It works amazingly well. Those Germans from Russia were onto something.
Well, we didn’t borrow my grandparent’s antique stuffer. We used the attachment on our humble little electric meat grinder. It wasn’t as efficient as one might think it should be.
To make it work, one fills the “tank” with meat (and it doesn’t hold a whole lot) and then uses the pusher to push it out. I was in charge of guiding the meat that came out into the casings and it took awhile to get the right size down. Some of our sausage came out about as wide as a brat, so I was told to “get them a little fuller.” That resulted in some of our sausage resembling an anaconda that just swallowed a very large animal. We are taking massive girth.
Eventually I figured out a happy medium and we also have some normally sized sausage rings.
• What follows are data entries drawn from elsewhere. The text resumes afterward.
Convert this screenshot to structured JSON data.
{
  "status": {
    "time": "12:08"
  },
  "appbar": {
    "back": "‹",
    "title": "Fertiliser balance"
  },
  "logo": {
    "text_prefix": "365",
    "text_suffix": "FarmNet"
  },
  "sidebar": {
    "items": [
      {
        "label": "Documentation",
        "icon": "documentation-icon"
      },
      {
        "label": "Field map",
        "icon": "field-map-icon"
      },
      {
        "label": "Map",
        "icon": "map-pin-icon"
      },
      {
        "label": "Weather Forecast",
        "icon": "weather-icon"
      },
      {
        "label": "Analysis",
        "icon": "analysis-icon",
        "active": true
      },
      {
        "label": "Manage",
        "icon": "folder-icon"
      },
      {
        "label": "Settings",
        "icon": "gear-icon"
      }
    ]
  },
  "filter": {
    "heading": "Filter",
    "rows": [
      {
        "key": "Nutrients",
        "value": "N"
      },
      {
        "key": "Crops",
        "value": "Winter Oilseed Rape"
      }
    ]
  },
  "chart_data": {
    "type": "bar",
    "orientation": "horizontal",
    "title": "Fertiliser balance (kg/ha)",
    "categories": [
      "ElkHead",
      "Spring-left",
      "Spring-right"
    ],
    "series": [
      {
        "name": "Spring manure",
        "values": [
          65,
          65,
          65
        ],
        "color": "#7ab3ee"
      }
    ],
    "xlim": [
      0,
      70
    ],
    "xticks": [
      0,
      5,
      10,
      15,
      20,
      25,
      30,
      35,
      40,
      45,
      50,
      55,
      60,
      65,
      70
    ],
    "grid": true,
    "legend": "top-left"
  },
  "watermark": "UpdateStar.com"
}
We (I mean my husband) got our sausage twisted into rings, and the hubs then threw them in our little meat smoker. When he brought them in, our entire house smelled like a meat factory, in a good way.
Since I wasn’t exactly the most hands-on helper when it came to cutting up the meat, mixing the meat, and rinsing out those lovely casings (remember…pig intestines…), I did the clean-up.
I thoroughly disinfected everything multiple times. Throughout the afternoon, you could hear me saying multiple phrases to the kids, such as:
- “Wash your hands…that’s raw pork!”
- “Don’t touch everything with that meat on your hands!”
- “You got raw meat all over our fridge handles. Go wash!”
I have a bit of a phobia of contracting a parasite from raw pork. Never watch Monsters Inside of Me on Animal Planet at night. Ugh, I tell ya… 😉
We eventually got everything sealed. Carter helped me label the bags. I told him to mark the unsmoked packages with a “U.” So here’s what he wrote:
We tried our bacon cheddar smoked sausage for supper, and we liked it! Success!
After everything was said and done, “I’m never doing this again” turned into “Would you ever do this again?” And that turned into “I would only do this again IF…”
I’m guessing that somewhere down the road, we might do this again.
We may just have to borrow that 100-year-old sausage stuffer first.